* [TASK DETAILS]:
When the word "name" shows up in a line of the records below, copy that line.

'''

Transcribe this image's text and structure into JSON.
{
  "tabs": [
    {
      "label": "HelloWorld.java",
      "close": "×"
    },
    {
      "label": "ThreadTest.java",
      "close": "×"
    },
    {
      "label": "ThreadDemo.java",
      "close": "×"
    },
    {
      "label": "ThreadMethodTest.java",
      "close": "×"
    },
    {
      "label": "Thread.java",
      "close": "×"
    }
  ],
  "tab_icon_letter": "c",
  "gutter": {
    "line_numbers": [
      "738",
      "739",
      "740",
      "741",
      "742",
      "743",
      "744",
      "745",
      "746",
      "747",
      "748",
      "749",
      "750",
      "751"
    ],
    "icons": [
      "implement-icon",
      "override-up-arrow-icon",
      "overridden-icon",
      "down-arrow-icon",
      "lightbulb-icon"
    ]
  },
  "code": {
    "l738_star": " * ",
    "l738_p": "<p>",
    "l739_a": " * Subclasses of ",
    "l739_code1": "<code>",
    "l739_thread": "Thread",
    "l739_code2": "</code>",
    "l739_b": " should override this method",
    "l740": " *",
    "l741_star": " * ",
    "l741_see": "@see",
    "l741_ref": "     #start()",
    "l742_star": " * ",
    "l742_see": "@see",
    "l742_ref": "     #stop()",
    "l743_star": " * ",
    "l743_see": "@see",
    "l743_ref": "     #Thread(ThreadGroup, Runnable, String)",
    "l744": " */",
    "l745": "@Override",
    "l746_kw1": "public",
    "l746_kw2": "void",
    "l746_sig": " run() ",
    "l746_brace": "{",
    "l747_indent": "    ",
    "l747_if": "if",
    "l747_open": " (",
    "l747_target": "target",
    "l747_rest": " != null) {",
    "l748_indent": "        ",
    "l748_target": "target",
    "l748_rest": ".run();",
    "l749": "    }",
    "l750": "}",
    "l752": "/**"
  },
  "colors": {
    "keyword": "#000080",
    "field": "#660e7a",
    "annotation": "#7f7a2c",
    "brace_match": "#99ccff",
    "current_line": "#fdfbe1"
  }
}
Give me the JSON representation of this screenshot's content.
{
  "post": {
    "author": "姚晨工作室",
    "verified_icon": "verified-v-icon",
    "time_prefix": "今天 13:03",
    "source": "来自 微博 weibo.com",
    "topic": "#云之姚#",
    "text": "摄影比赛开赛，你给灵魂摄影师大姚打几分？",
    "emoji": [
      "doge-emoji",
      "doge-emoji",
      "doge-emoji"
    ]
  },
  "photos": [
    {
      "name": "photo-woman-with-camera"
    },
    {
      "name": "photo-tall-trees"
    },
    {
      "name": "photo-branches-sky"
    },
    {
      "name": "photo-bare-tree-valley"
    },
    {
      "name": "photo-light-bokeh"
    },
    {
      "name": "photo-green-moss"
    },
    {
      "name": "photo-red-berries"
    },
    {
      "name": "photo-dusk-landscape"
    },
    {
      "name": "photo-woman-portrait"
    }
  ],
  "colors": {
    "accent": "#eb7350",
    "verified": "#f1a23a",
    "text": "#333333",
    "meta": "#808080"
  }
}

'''

* [REPLY TO THE EXERCISE]:
      "name": "photo-woman-with-camera"
      "name": "photo-tall-trees"
      "name": "photo-branches-sky"
      "name": "photo-bare-tree-valley"
      "name": "photo-light-bokeh"
      "name": "photo-green-moss"
      "name": "photo-red-berries"
      "name": "photo-dusk-landscape"
      "name": "photo-woman-portrait"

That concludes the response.